(Website and app data records)
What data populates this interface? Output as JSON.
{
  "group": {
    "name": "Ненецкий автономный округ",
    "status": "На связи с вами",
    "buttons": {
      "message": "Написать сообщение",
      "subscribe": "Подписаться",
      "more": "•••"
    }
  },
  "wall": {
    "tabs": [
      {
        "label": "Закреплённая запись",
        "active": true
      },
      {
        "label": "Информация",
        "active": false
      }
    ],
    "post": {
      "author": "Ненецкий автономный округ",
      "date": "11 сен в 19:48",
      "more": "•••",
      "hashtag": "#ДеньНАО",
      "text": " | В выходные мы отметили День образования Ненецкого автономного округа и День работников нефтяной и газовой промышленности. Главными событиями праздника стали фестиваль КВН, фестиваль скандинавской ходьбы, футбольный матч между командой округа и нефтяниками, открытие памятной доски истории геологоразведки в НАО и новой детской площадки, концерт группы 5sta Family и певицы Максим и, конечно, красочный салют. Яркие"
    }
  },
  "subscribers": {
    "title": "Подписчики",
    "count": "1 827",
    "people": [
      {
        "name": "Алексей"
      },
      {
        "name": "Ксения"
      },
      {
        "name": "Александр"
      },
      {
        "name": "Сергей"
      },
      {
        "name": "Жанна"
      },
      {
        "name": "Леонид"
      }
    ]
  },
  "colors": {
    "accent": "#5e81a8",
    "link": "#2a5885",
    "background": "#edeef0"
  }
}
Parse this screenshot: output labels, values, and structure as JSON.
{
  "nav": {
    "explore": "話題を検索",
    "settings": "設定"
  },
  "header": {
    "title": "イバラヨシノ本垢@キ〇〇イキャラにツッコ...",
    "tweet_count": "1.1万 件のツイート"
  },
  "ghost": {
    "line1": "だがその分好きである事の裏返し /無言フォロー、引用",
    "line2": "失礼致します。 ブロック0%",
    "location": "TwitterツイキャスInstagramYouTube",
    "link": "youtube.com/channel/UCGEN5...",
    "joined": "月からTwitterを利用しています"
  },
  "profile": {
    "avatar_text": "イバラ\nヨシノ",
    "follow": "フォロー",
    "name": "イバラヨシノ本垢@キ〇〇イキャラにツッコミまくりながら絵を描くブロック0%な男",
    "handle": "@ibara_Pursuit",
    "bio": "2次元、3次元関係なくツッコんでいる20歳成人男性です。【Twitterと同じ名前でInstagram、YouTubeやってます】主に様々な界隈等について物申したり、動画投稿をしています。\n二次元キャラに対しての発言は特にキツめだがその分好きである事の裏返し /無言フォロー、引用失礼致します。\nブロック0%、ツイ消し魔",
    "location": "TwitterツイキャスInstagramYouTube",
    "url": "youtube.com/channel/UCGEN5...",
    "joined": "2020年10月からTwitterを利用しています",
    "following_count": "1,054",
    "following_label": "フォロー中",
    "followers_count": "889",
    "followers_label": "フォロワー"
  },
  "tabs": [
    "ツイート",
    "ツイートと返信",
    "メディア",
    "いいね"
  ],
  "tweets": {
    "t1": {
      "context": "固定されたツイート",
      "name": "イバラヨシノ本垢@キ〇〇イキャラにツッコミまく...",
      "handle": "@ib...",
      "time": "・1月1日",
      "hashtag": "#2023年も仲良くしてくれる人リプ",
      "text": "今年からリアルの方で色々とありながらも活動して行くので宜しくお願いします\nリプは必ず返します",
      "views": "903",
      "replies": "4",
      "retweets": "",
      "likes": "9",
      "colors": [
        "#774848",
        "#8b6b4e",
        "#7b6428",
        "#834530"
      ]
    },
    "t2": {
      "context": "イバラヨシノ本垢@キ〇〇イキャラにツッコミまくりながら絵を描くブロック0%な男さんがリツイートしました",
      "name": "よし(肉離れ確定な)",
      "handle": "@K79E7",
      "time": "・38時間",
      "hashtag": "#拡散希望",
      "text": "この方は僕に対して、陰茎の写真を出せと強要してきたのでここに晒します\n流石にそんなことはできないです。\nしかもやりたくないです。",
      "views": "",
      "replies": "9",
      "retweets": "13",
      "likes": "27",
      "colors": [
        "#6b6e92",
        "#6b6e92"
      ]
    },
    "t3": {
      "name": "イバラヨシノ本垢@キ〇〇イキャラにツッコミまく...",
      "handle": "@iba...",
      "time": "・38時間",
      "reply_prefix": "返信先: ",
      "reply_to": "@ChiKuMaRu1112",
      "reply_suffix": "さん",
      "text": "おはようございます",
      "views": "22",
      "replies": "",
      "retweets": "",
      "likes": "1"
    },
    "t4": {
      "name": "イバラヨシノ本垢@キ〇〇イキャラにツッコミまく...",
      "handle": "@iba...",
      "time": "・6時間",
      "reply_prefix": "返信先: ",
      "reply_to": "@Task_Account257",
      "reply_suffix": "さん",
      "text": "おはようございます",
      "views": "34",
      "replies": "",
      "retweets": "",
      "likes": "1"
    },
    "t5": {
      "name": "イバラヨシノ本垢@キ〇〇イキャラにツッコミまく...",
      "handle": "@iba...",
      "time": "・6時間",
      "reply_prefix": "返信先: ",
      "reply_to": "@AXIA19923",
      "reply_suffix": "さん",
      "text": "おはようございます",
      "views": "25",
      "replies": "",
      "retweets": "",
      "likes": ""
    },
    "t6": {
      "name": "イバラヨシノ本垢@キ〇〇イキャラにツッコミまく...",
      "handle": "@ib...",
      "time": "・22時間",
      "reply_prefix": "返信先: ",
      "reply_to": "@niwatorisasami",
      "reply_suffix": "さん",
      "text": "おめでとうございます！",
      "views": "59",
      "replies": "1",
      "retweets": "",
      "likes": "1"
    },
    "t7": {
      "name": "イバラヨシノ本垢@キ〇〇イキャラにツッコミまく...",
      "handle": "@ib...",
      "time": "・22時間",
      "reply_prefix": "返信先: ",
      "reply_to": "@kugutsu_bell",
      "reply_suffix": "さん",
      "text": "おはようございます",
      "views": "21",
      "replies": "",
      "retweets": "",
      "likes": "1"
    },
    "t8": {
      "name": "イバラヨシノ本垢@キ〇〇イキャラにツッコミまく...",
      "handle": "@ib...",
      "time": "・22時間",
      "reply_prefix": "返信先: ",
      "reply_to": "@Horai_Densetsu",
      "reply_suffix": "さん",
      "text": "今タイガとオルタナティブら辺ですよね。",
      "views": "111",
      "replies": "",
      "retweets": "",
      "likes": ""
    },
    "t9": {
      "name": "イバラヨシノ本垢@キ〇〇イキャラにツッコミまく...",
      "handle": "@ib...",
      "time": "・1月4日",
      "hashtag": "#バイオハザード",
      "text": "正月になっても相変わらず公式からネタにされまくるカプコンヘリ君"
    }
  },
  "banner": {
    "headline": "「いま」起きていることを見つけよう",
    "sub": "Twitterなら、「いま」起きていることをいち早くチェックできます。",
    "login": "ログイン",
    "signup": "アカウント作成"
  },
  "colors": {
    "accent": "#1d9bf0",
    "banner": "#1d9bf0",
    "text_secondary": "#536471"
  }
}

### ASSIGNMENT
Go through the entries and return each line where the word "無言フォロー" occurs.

### ANSWER TO THIS PROBLEM
    "line1": "だがその分好きである事の裏返し /無言フォロー、引用",
    "bio": "2次元、3次元関係なくツッコんでいる20歳成人男性です。【Twitterと同じ名前でInstagram、YouTubeやってます】主に様々な界隈等について物申したり、動画投稿をしています。\n二次元キャラに対しての発言は特にキツめだがその分好きである事の裏返し /無言フォロー、引用失礼致します。\nブロック0%、ツイ消し魔",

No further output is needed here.